        Guitar frets come in huge, rounded spools of metal and are cut to fit specific guitars. Look for someone who'll replace only your overly worn frets. I usually pay, approximately $15 per fret( if 5 frets or less need replacing) to the gentleman who repairs my worn down frets. Maybe $10 per fret if 10 or more are in need of replacing. I try to make to sure that the gentleman repairing my child of music gets at least $40 per hour( plus tip, 20% usually) for his time. And a good repair guy can do at least 5 frets in an hours time....

Peace and Guitars,

Hey Paw,

You also might want to mention to tape off your fret board with blue painters tape to keep the dust (metal from your fret and snad that comes off your paper). The blue tape does not leave any adheasive behind whrn you take it off.  Roger also keep in mind that your neck has a radius so you want to sand fron the north to south so you do not loose the radius of the fret.  If you had radius sanding blocks east to west sanding would be no problem.

Good luck bud.



(10 replies, posted in Guitars and accessories)

lennycorn wrote:

Hello all,

Just want some input on acoustic guitar pickup.

I have a Guild d25 and I'm looking into buy a pickup.
Money is tight for me now tho, any sugestions on what to look for?

Check out the B-Band systems I put one inmy Guild F45-CE.

Good Luck


t.c.lametoad wrote:


My man at Guitar Center in Pasadena Ca. was telling me that
"sound," and, "performance," wise, the Gretch electromatics, were no different from the top of the line beauties.

"Unless you're a real purest, pro, or a somebody with the big cash." He was really cool. I'm want a new guitar. I was going to get a $1,000.00-$12,00.00ish acoustic Martin. and pay for a year.

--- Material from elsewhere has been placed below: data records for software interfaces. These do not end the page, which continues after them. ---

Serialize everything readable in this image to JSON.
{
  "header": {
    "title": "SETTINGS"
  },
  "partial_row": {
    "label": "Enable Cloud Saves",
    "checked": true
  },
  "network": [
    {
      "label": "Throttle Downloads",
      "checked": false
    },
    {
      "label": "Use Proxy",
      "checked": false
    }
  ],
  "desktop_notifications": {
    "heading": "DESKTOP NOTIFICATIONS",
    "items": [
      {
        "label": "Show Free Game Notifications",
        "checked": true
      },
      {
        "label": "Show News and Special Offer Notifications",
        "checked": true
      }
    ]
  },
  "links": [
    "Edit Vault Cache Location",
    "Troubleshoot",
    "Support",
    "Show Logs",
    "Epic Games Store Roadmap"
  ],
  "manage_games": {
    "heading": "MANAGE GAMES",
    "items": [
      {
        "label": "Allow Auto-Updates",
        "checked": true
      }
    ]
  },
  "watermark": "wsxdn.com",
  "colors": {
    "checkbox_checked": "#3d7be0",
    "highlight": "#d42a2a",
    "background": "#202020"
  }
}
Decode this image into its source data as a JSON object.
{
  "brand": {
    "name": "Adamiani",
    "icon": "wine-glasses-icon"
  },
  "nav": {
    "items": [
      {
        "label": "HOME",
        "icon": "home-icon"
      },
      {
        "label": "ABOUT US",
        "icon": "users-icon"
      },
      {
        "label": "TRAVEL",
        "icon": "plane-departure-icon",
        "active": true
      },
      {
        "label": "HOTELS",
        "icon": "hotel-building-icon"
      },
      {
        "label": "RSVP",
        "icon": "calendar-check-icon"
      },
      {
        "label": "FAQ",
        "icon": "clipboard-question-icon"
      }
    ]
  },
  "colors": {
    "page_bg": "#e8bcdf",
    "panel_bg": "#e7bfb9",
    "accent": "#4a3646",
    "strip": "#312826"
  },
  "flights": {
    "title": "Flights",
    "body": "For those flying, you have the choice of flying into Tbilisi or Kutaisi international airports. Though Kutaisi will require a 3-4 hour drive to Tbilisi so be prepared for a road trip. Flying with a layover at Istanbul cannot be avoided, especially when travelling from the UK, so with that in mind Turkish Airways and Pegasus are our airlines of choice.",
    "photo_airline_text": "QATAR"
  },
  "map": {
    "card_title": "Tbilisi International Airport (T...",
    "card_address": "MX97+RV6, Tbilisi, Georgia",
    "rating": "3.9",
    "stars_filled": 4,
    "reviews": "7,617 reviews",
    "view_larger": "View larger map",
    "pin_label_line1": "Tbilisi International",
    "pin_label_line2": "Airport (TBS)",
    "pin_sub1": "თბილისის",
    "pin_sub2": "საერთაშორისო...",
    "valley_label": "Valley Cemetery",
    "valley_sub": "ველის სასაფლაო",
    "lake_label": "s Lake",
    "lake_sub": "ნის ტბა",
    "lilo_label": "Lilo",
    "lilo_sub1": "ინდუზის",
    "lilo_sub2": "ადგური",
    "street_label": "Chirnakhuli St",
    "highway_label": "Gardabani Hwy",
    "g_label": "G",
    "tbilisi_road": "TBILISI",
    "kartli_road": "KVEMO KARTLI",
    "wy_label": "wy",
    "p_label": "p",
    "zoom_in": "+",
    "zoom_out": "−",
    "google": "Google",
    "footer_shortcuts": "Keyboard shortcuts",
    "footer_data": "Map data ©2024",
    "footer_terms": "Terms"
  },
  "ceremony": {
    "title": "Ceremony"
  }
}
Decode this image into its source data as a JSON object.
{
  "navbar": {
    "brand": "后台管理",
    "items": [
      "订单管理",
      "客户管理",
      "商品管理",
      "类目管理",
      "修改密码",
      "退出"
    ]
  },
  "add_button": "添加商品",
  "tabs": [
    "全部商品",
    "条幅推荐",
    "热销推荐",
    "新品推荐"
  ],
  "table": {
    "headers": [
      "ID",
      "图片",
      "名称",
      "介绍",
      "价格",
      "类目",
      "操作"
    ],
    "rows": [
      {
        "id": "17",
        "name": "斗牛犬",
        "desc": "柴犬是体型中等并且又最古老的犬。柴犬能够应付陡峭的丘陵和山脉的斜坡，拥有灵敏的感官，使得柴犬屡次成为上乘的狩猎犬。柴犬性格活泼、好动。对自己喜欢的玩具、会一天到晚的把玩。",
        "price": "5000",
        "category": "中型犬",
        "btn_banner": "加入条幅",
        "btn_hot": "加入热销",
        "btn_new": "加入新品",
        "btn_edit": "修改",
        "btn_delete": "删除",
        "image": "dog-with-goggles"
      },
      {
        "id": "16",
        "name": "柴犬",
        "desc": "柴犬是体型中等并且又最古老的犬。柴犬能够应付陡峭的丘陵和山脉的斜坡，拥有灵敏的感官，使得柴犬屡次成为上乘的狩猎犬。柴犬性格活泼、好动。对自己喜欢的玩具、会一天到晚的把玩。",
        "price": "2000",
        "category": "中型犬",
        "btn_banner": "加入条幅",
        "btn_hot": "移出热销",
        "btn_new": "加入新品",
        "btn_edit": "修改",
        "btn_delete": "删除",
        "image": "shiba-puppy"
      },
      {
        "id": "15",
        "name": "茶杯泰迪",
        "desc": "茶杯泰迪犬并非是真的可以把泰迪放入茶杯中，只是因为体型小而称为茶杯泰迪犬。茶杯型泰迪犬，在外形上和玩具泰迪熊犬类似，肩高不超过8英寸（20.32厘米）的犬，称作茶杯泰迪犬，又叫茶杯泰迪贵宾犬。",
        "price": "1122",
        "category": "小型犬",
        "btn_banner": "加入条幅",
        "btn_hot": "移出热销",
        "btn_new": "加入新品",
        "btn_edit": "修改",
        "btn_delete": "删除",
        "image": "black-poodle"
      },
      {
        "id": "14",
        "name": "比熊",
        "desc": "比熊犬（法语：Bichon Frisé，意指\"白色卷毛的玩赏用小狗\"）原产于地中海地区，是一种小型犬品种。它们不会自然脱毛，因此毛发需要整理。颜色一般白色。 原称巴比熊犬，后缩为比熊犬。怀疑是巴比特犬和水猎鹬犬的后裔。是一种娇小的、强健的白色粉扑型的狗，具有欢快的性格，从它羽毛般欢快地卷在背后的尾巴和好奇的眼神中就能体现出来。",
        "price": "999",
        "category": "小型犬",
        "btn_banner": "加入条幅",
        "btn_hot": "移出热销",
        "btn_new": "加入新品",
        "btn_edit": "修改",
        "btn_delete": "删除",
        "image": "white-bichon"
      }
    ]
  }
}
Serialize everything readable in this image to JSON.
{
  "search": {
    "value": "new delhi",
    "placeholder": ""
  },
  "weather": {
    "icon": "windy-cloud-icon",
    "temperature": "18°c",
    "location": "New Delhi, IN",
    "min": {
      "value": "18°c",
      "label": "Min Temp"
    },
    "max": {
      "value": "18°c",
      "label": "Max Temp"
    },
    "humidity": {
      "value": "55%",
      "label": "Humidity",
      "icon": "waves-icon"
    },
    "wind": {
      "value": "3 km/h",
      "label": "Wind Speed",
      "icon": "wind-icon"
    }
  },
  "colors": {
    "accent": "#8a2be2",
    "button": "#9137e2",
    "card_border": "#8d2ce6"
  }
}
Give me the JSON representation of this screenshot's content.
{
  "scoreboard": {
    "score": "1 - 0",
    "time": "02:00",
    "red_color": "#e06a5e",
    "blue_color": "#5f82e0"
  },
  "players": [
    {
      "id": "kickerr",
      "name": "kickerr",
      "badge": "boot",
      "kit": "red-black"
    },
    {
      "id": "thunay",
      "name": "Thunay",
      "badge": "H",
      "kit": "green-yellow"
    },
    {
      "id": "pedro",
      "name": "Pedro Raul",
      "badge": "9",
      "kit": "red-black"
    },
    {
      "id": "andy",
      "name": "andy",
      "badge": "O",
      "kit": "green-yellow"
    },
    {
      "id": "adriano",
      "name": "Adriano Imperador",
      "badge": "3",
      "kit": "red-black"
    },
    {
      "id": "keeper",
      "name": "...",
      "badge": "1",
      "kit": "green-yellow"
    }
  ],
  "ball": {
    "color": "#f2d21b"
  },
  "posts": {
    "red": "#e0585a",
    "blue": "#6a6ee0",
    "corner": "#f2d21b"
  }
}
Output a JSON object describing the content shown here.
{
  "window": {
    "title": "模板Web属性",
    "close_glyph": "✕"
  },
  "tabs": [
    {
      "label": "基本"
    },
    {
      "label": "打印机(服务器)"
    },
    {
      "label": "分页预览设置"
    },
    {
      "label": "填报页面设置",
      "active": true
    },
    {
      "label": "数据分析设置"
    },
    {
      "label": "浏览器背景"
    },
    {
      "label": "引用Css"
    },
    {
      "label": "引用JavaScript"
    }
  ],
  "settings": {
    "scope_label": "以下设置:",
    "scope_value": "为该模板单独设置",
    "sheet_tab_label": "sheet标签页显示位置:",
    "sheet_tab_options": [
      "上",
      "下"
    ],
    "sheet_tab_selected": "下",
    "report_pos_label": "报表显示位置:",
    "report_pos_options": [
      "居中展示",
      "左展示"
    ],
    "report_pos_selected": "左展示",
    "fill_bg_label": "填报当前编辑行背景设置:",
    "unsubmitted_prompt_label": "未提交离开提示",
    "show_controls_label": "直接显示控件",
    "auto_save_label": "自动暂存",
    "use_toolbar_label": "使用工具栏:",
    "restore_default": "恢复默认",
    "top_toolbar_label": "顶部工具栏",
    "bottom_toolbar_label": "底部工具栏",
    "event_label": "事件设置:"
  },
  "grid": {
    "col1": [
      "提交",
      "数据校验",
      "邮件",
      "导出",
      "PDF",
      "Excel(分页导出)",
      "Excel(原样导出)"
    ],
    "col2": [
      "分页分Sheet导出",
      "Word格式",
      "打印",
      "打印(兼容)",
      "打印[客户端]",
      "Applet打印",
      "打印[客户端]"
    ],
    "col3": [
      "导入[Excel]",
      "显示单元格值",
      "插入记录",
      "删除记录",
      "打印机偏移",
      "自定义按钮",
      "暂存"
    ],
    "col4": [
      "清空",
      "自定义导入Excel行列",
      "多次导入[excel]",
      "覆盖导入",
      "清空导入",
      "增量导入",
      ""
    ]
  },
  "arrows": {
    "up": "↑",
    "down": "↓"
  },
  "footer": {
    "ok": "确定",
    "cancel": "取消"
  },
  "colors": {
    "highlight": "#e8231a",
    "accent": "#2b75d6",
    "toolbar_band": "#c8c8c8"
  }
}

Now is the Martin inexpensive line outsourced to Mexico or bumfu*&6 also?

What about that $799.00 single cutaway black gretcsh electromatic.
The amp and the ax would be the same price as the Martin inexpensive acoustics. I play for my dogs and someday my grandkids.

Since I have been able to buy new surfboards (surfed 1967)
I have bought custom boards from the best shaper for top dollar.
I did this with guitars back in the 70's. Hey man I'm married with 2 guy's in college. I work at the Huntington Library's Rare Book Library. They don't pay $%#@. Yeah, I'm looking for a break.

I have not payed attention to the guitar world for decades. My wife bought me the guitar I have been playing the last 5 years.
In-expensive fender, but I play 4 hours a day.) It's all about the Love. I appreciate any wisdom you can offer me regarding my
search for a sweet instrument that my wife won't say is destroying
the family budget. I love her when she's angry. God bless. I like country, Neil Young-ish what they used to call Folk rock blah blah.
Otis Retting R/B. Sinatra. I keep learning. Thanks for reading thiis long letter....T.C. Canterbury


Your in my neighborhood, I've been in that GC to many times to count (I use to work in Altadena and stop in on my way home). There are alot of mid buget guitars that can be found you just have to play them all. Try the fret house in Covina or Dakkars which is also in Pasadena.

Good Luck.

Bootlegger guitars.

Rosewood and or ebony are my favorites usually withn a 9.5"radius, although I have have necks with 12" radius. and usually am playing .009's or .010's depending if on a single coil pick up or humbucker fitted guitar.

Bootlegger guitars,


(6 replies, posted in Electric)

LukeCash wrote:

Hi, I've been playin guitar for 9 years now and I've gotten pretty good. I enjoy listening to all kinds of different music and playing them, but right now my focus is on heavy metal and I just can't figure out how to play a pinch harmonic. Can someone help me?

As jaygordon75 mentioned Billy gibbons is king when it comes to pinch harmoniucs and or chirps you may also listen to some Lynard Skynyrd Garry Rossington does them on the beggining of Free Bird and I Never dream.